Your task is to return the listing below word for word, without any of its images.

_Data records_.
● ● ● ●

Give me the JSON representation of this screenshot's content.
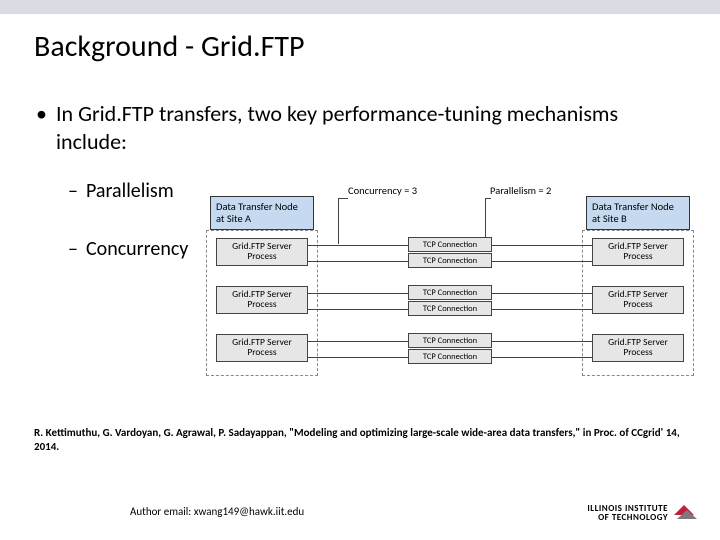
{
  "title": "Background - Grid.FTP",
  "main_bullet": "In Grid.FTP transfers, two key performance-tuning mechanisms include:",
  "sub_bullets": [
    "Parallelism",
    "Concurrency"
  ],
  "diagram": {
    "nodeA": "Data Transfer Node at Site A",
    "nodeB": "Data Transfer Node at Site B",
    "proc_label": "Grid.FTP Server Process",
    "tcp_label": "TCP Connection",
    "annot_concurrency": "Concurrency = 3",
    "annot_parallelism": "Parallelism = 2"
  },
  "citation": "R. Kettimuthu, G. Vardoyan, G. Agrawal, P. Sadayappan, \"Modeling and optimizing large-scale wide-area data transfers,\" in Proc. of CCgrid' 14, 2014.",
  "footer": "Author email: xwang149@hawk.iit.edu",
  "logo_line1": "ILLINOIS INSTITUTE",
  "logo_line2": "OF TECHNOLOGY"
}
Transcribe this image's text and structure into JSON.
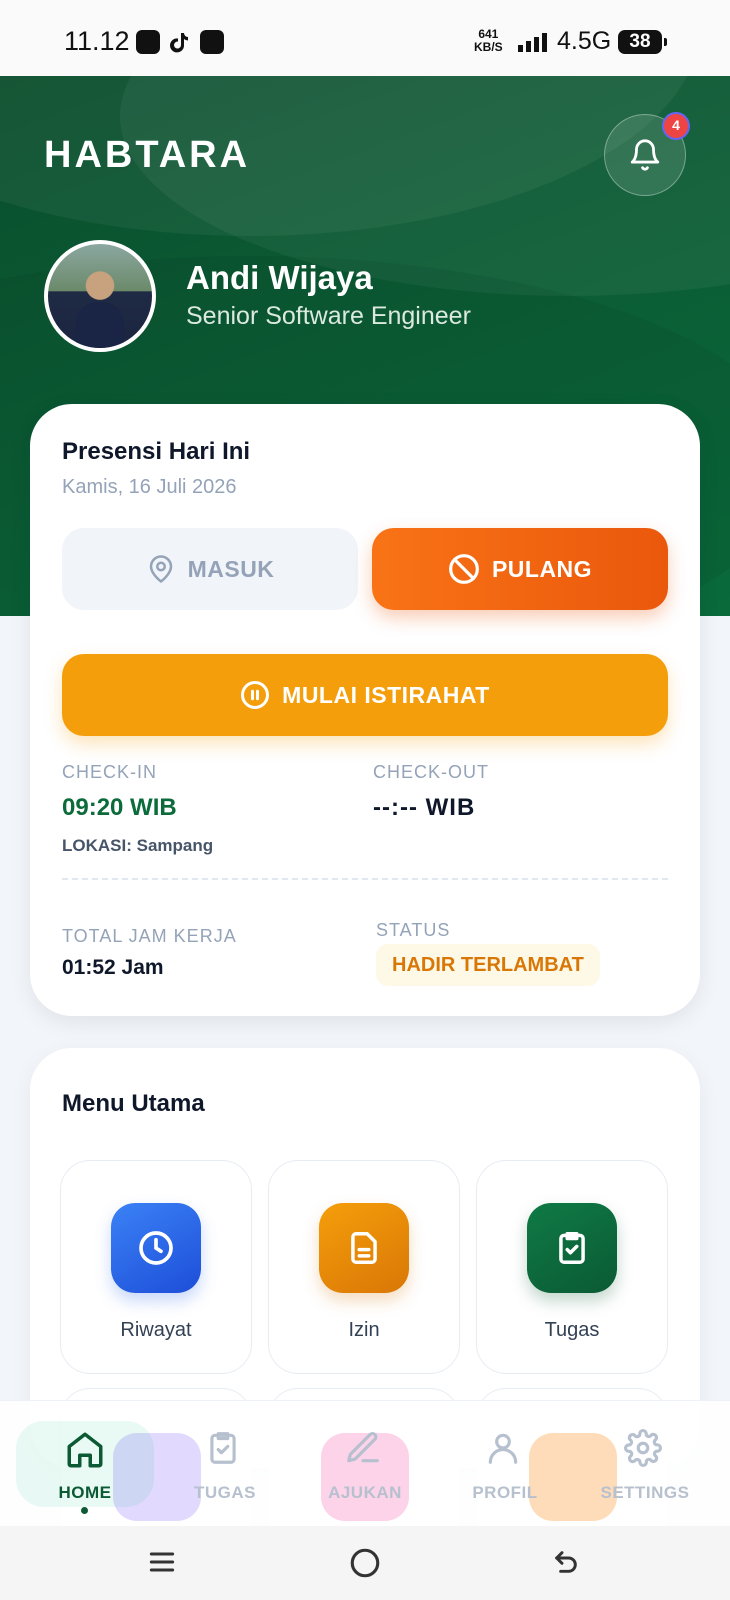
{
  "status_bar": {
    "time": "11.12",
    "speed_value": "641",
    "speed_unit": "KB/S",
    "network": "4.5G",
    "battery": "38"
  },
  "header": {
    "brand": "HABTARA",
    "notification_count": "4",
    "user_name": "Andi Wijaya",
    "user_role": "Senior Software Engineer"
  },
  "attendance": {
    "title": "Presensi Hari Ini",
    "date": "Kamis, 16 Juli 2026",
    "masuk_label": "MASUK",
    "pulang_label": "PULANG",
    "break_label": "MULAI ISTIRAHAT",
    "checkin_label": "CHECK-IN",
    "checkin_value": "09:20 WIB",
    "location": "LOKASI: Sampang",
    "checkout_label": "CHECK-OUT",
    "checkout_value": "--:-- WIB",
    "total_label": "TOTAL JAM KERJA",
    "total_value": "01:52 Jam",
    "status_label": "STATUS",
    "status_value": "HADIR TERLAMBAT"
  },
  "menu": {
    "title": "Menu Utama",
    "items": [
      {
        "label": "Riwayat",
        "icon": "clock-icon",
        "color": "#2563eb"
      },
      {
        "label": "Izin",
        "icon": "document-icon",
        "color": "#d97706"
      },
      {
        "label": "Tugas",
        "icon": "clipboard-check-icon",
        "color": "#0b6b3a"
      }
    ]
  },
  "nav": {
    "items": [
      {
        "label": "HOME",
        "icon": "home-icon"
      },
      {
        "label": "TUGAS",
        "icon": "clipboard-check-icon"
      },
      {
        "label": "AJUKAN",
        "icon": "edit-icon"
      },
      {
        "label": "PROFIL",
        "icon": "user-icon"
      },
      {
        "label": "SETTINGS",
        "icon": "gear-icon"
      }
    ]
  },
  "colors": {
    "primary_green": "#0b5a34",
    "orange": "#f97316",
    "amber": "#f59e0b",
    "status_amber": "#d97706"
  }
}
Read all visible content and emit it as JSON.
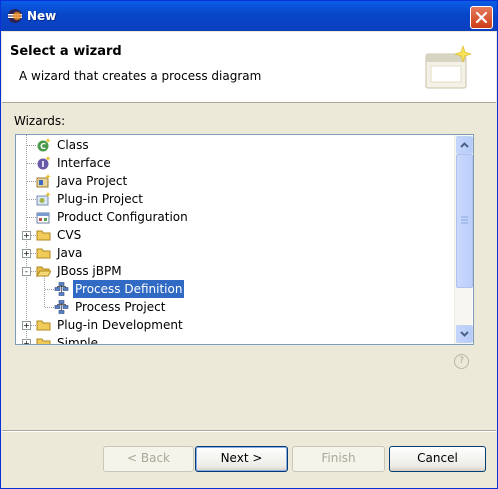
{
  "window": {
    "title": "New"
  },
  "header": {
    "title": "Select a wizard",
    "description": "A wizard that creates a process diagram"
  },
  "wizards_label": "Wizards:",
  "tree": {
    "items": [
      {
        "label": "Class",
        "icon": "java-class-icon"
      },
      {
        "label": "Interface",
        "icon": "java-interface-icon"
      },
      {
        "label": "Java Project",
        "icon": "java-project-icon"
      },
      {
        "label": "Plug-in Project",
        "icon": "plugin-project-icon"
      },
      {
        "label": "Product Configuration",
        "icon": "product-configuration-icon"
      },
      {
        "label": "CVS",
        "icon": "folder-icon",
        "expander": "+"
      },
      {
        "label": "Java",
        "icon": "folder-icon",
        "expander": "+"
      },
      {
        "label": "JBoss jBPM",
        "icon": "folder-open-icon",
        "expander": "-"
      },
      {
        "label": "Process Definition",
        "icon": "process-icon",
        "selected": true
      },
      {
        "label": "Process Project",
        "icon": "process-icon"
      },
      {
        "label": "Plug-in Development",
        "icon": "folder-icon",
        "expander": "+"
      },
      {
        "label": "Simple",
        "icon": "folder-icon",
        "expander": "+"
      }
    ]
  },
  "buttons": {
    "back": "< Back",
    "next": "Next >",
    "finish": "Finish",
    "cancel": "Cancel"
  },
  "colors": {
    "selection": "#316ac5",
    "titlebar": "#0a5de6",
    "dialog_bg": "#ece9d8"
  }
}
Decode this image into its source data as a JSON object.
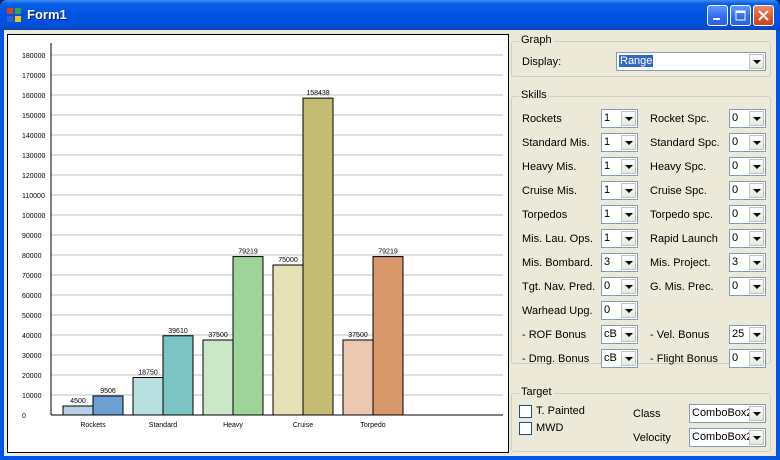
{
  "window": {
    "title": "Form1"
  },
  "chart_data": {
    "type": "bar",
    "categories": [
      "Rockets",
      "Standard",
      "Heavy",
      "Cruise",
      "Torpedo"
    ],
    "series": [
      {
        "values": [
          4500,
          18750,
          37500,
          75000,
          37500
        ]
      },
      {
        "values": [
          9506,
          39610,
          79219,
          158438,
          79219
        ]
      }
    ],
    "data_labels": [
      [
        "4500",
        "9506"
      ],
      [
        "18750",
        "39610"
      ],
      [
        "37500",
        "79219"
      ],
      [
        "75000",
        "158438"
      ],
      [
        "37500",
        "79219"
      ]
    ],
    "colors": [
      [
        "#b8cfe8",
        "#6d9fd3"
      ],
      [
        "#b8e0e0",
        "#7cc4c4"
      ],
      [
        "#cce6c8",
        "#9ed39a"
      ],
      [
        "#e6e0b4",
        "#c4bc72"
      ],
      [
        "#ecc8b2",
        "#d8986a"
      ]
    ],
    "ylim": [
      0,
      180000
    ],
    "yticks": [
      "0",
      "10000",
      "20000",
      "30000",
      "40000",
      "50000",
      "60000",
      "70000",
      "80000",
      "90000",
      "100000",
      "110000",
      "120000",
      "130000",
      "140000",
      "150000",
      "160000",
      "170000",
      "180000"
    ],
    "grid": true
  },
  "graph": {
    "legend": "Graph",
    "display_label": "Display:",
    "display_value": "Range"
  },
  "skills": {
    "legend": "Skills",
    "left": [
      {
        "label": "Rockets",
        "value": "1"
      },
      {
        "label": "Standard Mis.",
        "value": "1"
      },
      {
        "label": "Heavy Mis.",
        "value": "1"
      },
      {
        "label": "Cruise Mis.",
        "value": "1"
      },
      {
        "label": "Torpedos",
        "value": "1"
      },
      {
        "label": "Mis. Lau. Ops.",
        "value": "1"
      },
      {
        "label": "Mis. Bombard.",
        "value": "3"
      },
      {
        "label": "Tgt. Nav. Pred.",
        "value": "0"
      },
      {
        "label": "Warhead Upg.",
        "value": "0"
      },
      {
        "label": "- ROF Bonus",
        "value": "cB"
      },
      {
        "label": "- Dmg. Bonus",
        "value": "cB"
      }
    ],
    "right": [
      {
        "label": "Rocket Spc.",
        "value": "0"
      },
      {
        "label": "Standard Spc.",
        "value": "0"
      },
      {
        "label": "Heavy Spc.",
        "value": "0"
      },
      {
        "label": "Cruise Spc.",
        "value": "0"
      },
      {
        "label": "Torpedo spc.",
        "value": "0"
      },
      {
        "label": "Rapid Launch",
        "value": "0"
      },
      {
        "label": "Mis. Project.",
        "value": "3"
      },
      {
        "label": "G. Mis. Prec.",
        "value": "0"
      },
      {
        "label": "- Vel. Bonus",
        "value": "25"
      },
      {
        "label": "- Flight Bonus",
        "value": "0"
      }
    ]
  },
  "target": {
    "legend": "Target",
    "t_painted": "T. Painted",
    "mwd": "MWD",
    "class_label": "Class",
    "class_value": "ComboBox2",
    "velocity_label": "Velocity",
    "velocity_value": "ComboBox2"
  }
}
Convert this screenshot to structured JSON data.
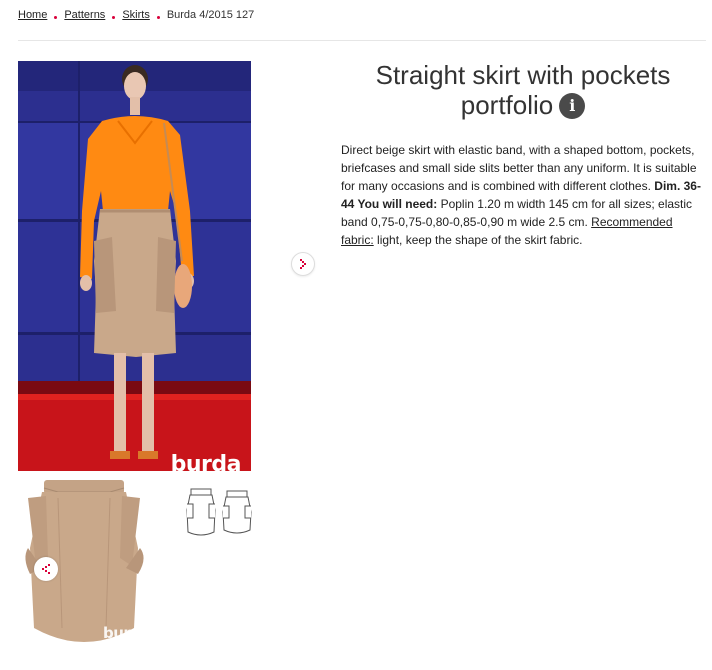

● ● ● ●

_Expected output_.
Give me the JSON representation of this screenshot's content.
{
  "title": "Background - Grid.FTP",
  "main_bullet": "In Grid.FTP transfers, two key performance-tuning mechanisms include:",
  "sub_bullets": [
    "Parallelism",
    "Concurrency"
  ],
  "diagram": {
    "nodeA": "Data Transfer Node at Site A",
    "nodeB": "Data Transfer Node at Site B",
    "proc_label": "Grid.FTP Server Process",
    "tcp_label": "TCP Connection",
    "annot_concurrency": "Concurrency = 3",
    "annot_parallelism": "Parallelism = 2"
  },
  "citation": "R. Kettimuthu, G. Vardoyan, G. Agrawal, P. Sadayappan, \"Modeling and optimizing large-scale wide-area data transfers,\" in Proc. of CCgrid' 14, 2014.",
  "footer": "Author email: xwang149@hawk.iit.edu",
  "logo_line1": "ILLINOIS INSTITUTE",
  "logo_line2": "OF TECHNOLOGY"
}
Transcribe this image's text and structure into JSON.
{
  "status_bar": {
    "time": "11.12",
    "speed_value": "641",
    "speed_unit": "KB/S",
    "network": "4.5G",
    "battery": "38"
  },
  "header": {
    "brand": "HABTARA",
    "notification_count": "4",
    "user_name": "Andi Wijaya",
    "user_role": "Senior Software Engineer"
  },
  "attendance": {
    "title": "Presensi Hari Ini",
    "date": "Kamis, 16 Juli 2026",
    "masuk_label": "MASUK",
    "pulang_label": "PULANG",
    "break_label": "MULAI ISTIRAHAT",
    "checkin_label": "CHECK-IN",
    "checkin_value": "09:20 WIB",
    "location": "LOKASI: Sampang",
    "checkout_label": "CHECK-OUT",
    "checkout_value": "--:-- WIB",
    "total_label": "TOTAL JAM KERJA",
    "total_value": "01:52 Jam",
    "status_label": "STATUS",
    "status_value": "HADIR TERLAMBAT"
  },
  "menu": {
    "title": "Menu Utama",
    "items": [
      {
        "label": "Riwayat",
        "icon": "clock-icon",
        "color": "#2563eb"
      },
      {
        "label": "Izin",
        "icon": "document-icon",
        "color": "#d97706"
      },
      {
        "label": "Tugas",
        "icon": "clipboard-check-icon",
        "color": "#0b6b3a"
      }
    ]
  },
  "nav": {
    "items": [
      {
        "label": "HOME",
        "icon": "home-icon"
      },
      {
        "label": "TUGAS",
        "icon": "clipboard-check-icon"
      },
      {
        "label": "AJUKAN",
        "icon": "edit-icon"
      },
      {
        "label": "PROFIL",
        "icon": "user-icon"
      },
      {
        "label": "SETTINGS",
        "icon": "gear-icon"
      }
    ]
  },
  "colors": {
    "primary_green": "#0b5a34",
    "orange": "#f97316",
    "amber": "#f59e0b",
    "status_amber": "#d97706"
  }
}
Read all visible content and emit it as JSON.
{
  "window": {
    "title": "New"
  },
  "header": {
    "title": "Select a wizard",
    "description": "A wizard that creates a process diagram"
  },
  "wizards_label": "Wizards:",
  "tree": {
    "items": [
      {
        "label": "Class",
        "icon": "java-class-icon"
      },
      {
        "label": "Interface",
        "icon": "java-interface-icon"
      },
      {
        "label": "Java Project",
        "icon": "java-project-icon"
      },
      {
        "label": "Plug-in Project",
        "icon": "plugin-project-icon"
      },
      {
        "label": "Product Configuration",
        "icon": "product-configuration-icon"
      },
      {
        "label": "CVS",
        "icon": "folder-icon",
        "expander": "+"
      },
      {
        "label": "Java",
        "icon": "folder-icon",
        "expander": "+"
      },
      {
        "label": "JBoss jBPM",
        "icon": "folder-open-icon",
        "expander": "-"
      },
      {
        "label": "Process Definition",
        "icon": "process-icon",
        "selected": true
      },
      {
        "label": "Process Project",
        "icon": "process-icon"
      },
      {
        "label": "Plug-in Development",
        "icon": "folder-icon",
        "expander": "+"
      },
      {
        "label": "Simple",
        "icon": "folder-icon",
        "expander": "+"
      }
    ]
  },
  "buttons": {
    "back": "< Back",
    "next": "Next >",
    "finish": "Finish",
    "cancel": "Cancel"
  },
  "colors": {
    "selection": "#316ac5",
    "titlebar": "#0a5de6",
    "dialog_bg": "#ece9d8"
  }
}
Decode this image into its source data as a JSON object.
{
  "window": {
    "title": "Form1"
  },
  "chart_data": {
    "type": "bar",
    "categories": [
      "Rockets",
      "Standard",
      "Heavy",
      "Cruise",
      "Torpedo"
    ],
    "series": [
      {
        "values": [
          4500,
          18750,
          37500,
          75000,
          37500
        ]
      },
      {
        "values": [
          9506,
          39610,
          79219,
          158438,
          79219
        ]
      }
    ],
    "data_labels": [
      [
        "4500",
        "9506"
      ],
      [
        "18750",
        "39610"
      ],
      [
        "37500",
        "79219"
      ],
      [
        "75000",
        "158438"
      ],
      [
        "37500",
        "79219"
      ]
    ],
    "colors": [
      [
        "#b8cfe8",
        "#6d9fd3"
      ],
      [
        "#b8e0e0",
        "#7cc4c4"
      ],
      [
        "#cce6c8",
        "#9ed39a"
      ],
      [
        "#e6e0b4",
        "#c4bc72"
      ],
      [
        "#ecc8b2",
        "#d8986a"
      ]
    ],
    "ylim": [
      0,
      180000
    ],
    "yticks": [
      "0",
      "10000",
      "20000",
      "30000",
      "40000",
      "50000",
      "60000",
      "70000",
      "80000",
      "90000",
      "100000",
      "110000",
      "120000",
      "130000",
      "140000",
      "150000",
      "160000",
      "170000",
      "180000"
    ],
    "grid": true
  },
  "graph": {
    "legend": "Graph",
    "display_label": "Display:",
    "display_value": "Range"
  },
  "skills": {
    "legend": "Skills",
    "left": [
      {
        "label": "Rockets",
        "value": "1"
      },
      {
        "label": "Standard Mis.",
        "value": "1"
      },
      {
        "label": "Heavy Mis.",
        "value": "1"
      },
      {
        "label": "Cruise Mis.",
        "value": "1"
      },
      {
        "label": "Torpedos",
        "value": "1"
      },
      {
        "label": "Mis. Lau. Ops.",
        "value": "1"
      },
      {
        "label": "Mis. Bombard.",
        "value": "3"
      },
      {
        "label": "Tgt. Nav. Pred.",
        "value": "0"
      },
      {
        "label": "Warhead Upg.",
        "value": "0"
      },
      {
        "label": "- ROF Bonus",
        "value": "cB"
      },
      {
        "label": "- Dmg. Bonus",
        "value": "cB"
      }
    ],
    "right": [
      {
        "label": "Rocket Spc.",
        "value": "0"
      },
      {
        "label": "Standard Spc.",
        "value": "0"
      },
      {
        "label": "Heavy Spc.",
        "value": "0"
      },
      {
        "label": "Cruise Spc.",
        "value": "0"
      },
      {
        "label": "Torpedo spc.",
        "value": "0"
      },
      {
        "label": "Rapid Launch",
        "value": "0"
      },
      {
        "label": "Mis. Project.",
        "value": "3"
      },
      {
        "label": "G. Mis. Prec.",
        "value": "0"
      },
      {
        "label": "- Vel. Bonus",
        "value": "25"
      },
      {
        "label": "- Flight Bonus",
        "value": "0"
      }
    ]
  },
  "target": {
    "legend": "Target",
    "t_painted": "T. Painted",
    "mwd": "MWD",
    "class_label": "Class",
    "class_value": "ComboBox2",
    "velocity_label": "Velocity",
    "velocity_value": "ComboBox2"
  }
}
Convert this screenshot to structured JSON data.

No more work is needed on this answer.